If a line in the records below contains the word "screenshot", copy it.

### SUPPLIED RECORDS
++++
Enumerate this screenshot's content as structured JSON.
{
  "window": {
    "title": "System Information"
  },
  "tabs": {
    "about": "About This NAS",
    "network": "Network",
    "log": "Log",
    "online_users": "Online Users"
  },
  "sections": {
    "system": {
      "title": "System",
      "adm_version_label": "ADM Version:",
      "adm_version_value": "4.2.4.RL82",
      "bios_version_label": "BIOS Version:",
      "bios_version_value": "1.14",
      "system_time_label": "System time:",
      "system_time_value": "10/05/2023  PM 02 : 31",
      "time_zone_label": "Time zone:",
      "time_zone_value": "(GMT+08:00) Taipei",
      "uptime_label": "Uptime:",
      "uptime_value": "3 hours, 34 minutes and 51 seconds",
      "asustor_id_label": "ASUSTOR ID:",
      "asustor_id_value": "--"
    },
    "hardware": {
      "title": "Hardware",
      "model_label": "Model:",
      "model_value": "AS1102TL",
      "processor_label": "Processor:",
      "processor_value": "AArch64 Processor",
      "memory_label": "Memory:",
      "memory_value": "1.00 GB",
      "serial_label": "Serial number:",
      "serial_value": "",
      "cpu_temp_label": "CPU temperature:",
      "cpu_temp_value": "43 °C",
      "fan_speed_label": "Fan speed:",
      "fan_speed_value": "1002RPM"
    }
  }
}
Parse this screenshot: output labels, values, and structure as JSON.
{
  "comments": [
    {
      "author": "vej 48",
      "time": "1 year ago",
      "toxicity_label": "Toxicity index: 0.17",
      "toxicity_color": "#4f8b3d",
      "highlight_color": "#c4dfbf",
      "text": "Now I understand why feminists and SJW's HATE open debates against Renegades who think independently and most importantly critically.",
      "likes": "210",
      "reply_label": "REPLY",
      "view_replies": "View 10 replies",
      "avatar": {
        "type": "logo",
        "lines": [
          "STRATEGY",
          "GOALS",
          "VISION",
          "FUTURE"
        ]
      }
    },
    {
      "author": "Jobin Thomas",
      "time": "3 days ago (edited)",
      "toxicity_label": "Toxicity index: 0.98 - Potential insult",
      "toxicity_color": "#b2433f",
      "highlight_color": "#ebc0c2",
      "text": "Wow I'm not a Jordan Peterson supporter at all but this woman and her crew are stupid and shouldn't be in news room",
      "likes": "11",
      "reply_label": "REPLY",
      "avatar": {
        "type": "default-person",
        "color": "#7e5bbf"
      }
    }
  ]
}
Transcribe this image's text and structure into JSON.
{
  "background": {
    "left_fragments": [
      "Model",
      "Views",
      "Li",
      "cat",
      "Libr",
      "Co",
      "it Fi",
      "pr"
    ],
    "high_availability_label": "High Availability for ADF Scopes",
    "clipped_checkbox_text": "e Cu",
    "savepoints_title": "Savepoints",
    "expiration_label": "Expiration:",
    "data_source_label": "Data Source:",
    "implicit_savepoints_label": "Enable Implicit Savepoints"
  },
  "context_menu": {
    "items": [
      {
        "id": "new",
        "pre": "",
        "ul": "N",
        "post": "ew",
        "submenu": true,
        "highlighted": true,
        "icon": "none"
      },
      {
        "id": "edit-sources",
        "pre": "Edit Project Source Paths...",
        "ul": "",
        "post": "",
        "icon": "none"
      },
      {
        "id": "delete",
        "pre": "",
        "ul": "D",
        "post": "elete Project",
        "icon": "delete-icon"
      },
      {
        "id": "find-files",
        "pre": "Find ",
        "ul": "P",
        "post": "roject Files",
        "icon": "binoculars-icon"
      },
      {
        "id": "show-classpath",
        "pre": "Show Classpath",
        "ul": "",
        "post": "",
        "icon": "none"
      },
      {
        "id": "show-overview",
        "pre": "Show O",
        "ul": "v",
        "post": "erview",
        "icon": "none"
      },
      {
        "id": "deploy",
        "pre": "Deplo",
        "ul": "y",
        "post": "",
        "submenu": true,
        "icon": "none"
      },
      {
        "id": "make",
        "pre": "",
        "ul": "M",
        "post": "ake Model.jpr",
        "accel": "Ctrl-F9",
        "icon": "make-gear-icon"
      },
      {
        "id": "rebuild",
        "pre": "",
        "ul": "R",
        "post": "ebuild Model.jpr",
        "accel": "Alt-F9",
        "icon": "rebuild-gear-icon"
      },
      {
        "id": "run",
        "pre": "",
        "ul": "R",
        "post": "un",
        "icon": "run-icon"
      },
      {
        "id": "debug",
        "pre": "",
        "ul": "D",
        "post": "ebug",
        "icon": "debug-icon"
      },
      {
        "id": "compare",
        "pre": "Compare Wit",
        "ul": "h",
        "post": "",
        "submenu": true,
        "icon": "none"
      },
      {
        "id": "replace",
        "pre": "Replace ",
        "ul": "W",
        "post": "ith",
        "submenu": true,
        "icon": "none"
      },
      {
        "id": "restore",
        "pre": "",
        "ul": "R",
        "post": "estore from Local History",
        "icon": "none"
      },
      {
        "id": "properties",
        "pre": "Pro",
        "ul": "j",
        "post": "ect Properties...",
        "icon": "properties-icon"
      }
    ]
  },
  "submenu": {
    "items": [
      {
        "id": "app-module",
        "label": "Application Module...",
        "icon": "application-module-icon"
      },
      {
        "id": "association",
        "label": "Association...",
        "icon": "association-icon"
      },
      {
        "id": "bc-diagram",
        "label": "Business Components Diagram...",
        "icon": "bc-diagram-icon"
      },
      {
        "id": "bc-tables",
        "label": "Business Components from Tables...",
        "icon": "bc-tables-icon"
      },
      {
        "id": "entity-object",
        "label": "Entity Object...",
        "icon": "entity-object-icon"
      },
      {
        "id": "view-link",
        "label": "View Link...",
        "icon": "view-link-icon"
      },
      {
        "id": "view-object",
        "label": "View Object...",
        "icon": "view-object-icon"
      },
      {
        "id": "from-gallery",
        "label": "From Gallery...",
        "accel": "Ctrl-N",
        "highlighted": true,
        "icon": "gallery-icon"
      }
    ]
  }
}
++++
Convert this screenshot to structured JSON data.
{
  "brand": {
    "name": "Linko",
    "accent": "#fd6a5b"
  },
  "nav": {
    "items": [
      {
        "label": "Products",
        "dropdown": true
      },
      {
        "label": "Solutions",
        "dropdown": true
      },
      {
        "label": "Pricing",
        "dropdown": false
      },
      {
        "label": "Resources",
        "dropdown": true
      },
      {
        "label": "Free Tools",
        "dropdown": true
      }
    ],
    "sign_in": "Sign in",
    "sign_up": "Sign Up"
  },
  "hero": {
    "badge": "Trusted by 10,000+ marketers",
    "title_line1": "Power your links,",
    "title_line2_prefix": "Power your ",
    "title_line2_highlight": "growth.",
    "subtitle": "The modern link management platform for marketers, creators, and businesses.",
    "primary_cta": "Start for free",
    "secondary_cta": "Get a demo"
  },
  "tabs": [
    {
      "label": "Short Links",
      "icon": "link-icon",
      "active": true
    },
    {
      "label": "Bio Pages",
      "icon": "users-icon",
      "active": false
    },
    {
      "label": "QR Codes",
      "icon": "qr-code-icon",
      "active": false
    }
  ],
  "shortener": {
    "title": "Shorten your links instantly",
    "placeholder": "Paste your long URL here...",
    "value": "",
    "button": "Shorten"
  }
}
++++
### ANSWER TO THIS PROBLEM
Enumerate this screenshot's content as structured JSON.
Parse this screenshot: output labels, values, and structure as JSON.
Convert this screenshot to structured JSON data.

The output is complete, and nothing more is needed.